That there is a right way to clean your ears suggests that there is a wrong way, and undoubtedly, there is a very wrong way. The wrong way is common, and it breaches the first rule of cleaning your ears: don’t insert foreign objects into your ear canal. That includes cotton swabs and any other object that will probably only shove the earwax up against the eardrum, possibly causing irritation, temporary hearing loss, or eardrum injury.
So what should you be doing to clean your ears under usual circumstances? In a word: nothing (I hope you weren’t looking for something more profound). Your ears are fashioned to be self-cleaning, and the normal movements of your jaw push earwax from the canal to the outer ear. If you attempt to remove it, your ear just produces more wax.
And earwax is essential, as it contains protective, lubricating, and antibacterial properties. In fact, over-cleaning the ears results in dry, itchy, irritated skin within the ear canal. Therefore, for the majority of people most of the time, nothing is needed other than normal bathing to clean the outer ear.
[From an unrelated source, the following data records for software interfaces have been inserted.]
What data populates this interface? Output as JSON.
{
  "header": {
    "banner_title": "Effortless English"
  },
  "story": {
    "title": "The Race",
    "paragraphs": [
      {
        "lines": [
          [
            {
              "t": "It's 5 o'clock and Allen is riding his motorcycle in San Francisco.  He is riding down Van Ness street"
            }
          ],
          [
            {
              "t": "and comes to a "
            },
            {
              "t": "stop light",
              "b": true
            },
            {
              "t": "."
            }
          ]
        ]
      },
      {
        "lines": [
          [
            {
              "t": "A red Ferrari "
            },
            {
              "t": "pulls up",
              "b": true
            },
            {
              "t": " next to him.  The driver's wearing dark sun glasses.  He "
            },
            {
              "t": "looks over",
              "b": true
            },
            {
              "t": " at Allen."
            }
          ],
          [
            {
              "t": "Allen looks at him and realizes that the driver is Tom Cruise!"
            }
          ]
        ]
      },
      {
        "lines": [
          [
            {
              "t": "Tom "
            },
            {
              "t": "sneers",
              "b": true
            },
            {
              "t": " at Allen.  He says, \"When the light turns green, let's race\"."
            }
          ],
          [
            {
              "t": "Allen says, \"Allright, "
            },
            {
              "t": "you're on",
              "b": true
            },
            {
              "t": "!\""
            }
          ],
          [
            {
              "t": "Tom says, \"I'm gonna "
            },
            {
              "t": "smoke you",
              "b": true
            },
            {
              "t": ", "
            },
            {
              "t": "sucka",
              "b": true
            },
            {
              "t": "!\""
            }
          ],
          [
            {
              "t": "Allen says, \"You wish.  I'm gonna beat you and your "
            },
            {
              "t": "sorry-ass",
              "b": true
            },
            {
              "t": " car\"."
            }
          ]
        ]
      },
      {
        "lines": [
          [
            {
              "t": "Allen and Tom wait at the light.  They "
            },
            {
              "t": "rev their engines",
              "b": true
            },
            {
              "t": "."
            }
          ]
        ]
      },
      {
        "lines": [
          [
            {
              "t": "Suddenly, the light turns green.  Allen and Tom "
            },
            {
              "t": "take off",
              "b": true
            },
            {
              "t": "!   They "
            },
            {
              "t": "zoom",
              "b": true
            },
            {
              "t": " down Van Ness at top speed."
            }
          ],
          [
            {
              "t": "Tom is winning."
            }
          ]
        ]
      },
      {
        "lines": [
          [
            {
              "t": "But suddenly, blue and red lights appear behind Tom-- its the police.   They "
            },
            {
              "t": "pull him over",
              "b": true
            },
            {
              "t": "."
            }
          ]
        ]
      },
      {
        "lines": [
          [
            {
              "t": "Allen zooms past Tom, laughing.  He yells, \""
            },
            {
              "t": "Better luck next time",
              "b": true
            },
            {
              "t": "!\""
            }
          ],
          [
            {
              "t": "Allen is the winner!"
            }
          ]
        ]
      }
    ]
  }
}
But notice that we said MOST of the time, because there are scenarios in which individuals do generate an excessive amount of earwax or excess earwax impacts the eardrum. In instances like these, you will need to clean your ears. Here’s how:
Cleaning your ears at home
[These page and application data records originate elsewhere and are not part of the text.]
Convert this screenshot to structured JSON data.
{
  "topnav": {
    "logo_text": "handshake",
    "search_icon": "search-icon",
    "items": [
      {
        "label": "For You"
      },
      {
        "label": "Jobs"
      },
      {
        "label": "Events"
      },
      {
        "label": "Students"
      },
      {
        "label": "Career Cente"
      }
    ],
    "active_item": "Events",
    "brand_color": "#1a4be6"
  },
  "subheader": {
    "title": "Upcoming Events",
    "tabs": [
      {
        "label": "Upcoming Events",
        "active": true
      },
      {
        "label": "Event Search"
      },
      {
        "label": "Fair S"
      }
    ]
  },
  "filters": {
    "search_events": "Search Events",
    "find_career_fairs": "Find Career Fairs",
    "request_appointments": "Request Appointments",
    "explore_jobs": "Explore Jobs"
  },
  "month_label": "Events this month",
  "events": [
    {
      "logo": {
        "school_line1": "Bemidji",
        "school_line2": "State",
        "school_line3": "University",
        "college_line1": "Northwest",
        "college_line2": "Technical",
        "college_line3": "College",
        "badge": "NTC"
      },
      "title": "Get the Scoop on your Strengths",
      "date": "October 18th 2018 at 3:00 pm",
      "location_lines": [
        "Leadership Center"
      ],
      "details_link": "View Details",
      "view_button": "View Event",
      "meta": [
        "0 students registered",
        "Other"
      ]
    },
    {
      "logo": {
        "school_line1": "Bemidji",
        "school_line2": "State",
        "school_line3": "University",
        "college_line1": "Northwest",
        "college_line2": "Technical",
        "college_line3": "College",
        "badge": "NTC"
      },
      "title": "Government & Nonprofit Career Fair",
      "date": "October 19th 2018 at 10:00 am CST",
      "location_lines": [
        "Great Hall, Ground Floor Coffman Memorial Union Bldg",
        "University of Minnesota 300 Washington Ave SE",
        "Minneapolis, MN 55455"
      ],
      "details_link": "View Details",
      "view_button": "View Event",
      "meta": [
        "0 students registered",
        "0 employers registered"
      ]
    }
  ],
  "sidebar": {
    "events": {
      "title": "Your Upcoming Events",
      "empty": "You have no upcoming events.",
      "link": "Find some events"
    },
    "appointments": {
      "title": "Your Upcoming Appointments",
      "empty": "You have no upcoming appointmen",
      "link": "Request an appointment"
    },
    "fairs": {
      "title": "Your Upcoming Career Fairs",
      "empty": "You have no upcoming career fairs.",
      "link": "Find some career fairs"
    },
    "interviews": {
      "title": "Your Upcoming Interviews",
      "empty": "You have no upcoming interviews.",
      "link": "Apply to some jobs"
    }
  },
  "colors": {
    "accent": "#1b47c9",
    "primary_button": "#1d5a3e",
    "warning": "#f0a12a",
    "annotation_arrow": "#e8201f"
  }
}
We will say it once again: don’t insert any foreign objects into your ear canal. You can irritate the fragile skin of the canal and can end up perforating your eardrum. This means no cotton swabs and positively no ear candles. (Speaking of ear candles, in 2010, the FDA released a warning against using them, reporting that no scientific evidence supports their effectiveness and that their use can give rise to significant injuries.)
To properly clean your ears at home, take the following steps:
- Buy earwax softening solution at the pharmacy or make some at home. Directions for preparing the mixture can be found on the internet, and the solution often includes the use of hydrogen peroxide, mineral oil, and glycerin.
- Pour the solution into your ears from the container or by using a plastic or bulb syringe. Tilt your head to the side and let the solution to work for 5-10 minutes.
- Drain the solution out of your ear by tilting your head gradually over a bowl or the sink, or you can use a cotton ball pushed against the outside of the ear. (I know it’s tempting, but again, don’t force the cotton ball into your ear.)
- Flush out your ears with lukewarm water using a bulb syringe to dislodge any loosened earwax.
When not to clean your ears at home
Cleaning your ears at home could be unsafe in the presence of an ear infection or a perforated eardrum. If you suffer from any symptoms such as fever, dizziness, ear pain, or ear discharge, it’s best to talk to your doctor or hearing specialist. Additionally, repeated attempts at self cleaning that fail may signify a more severe congestion that calls for professional cleaning.
Medical doctors and hearing specialists make use of a variety of medicines and instruments to rapidly, thoroughly, and safely remove excess earwax. The solutions tend to be stronger than the homemade variants, and instruments called curettes can be inserted into the ear to manually remove the wax.
When in doubt, leave it to the experts. You’ll get the assurance that you’re not harming your ears, and symptoms can subside within minutes of a professional cleaning. In addition, underlying problems or hearing loss can be identified and corrected by a professional.
If you have any additional questions or wish to set up an appointment, give us a call today! And remember, if you’re a hearing aid user, you’ll want to get a regular professional checkup every 6 months.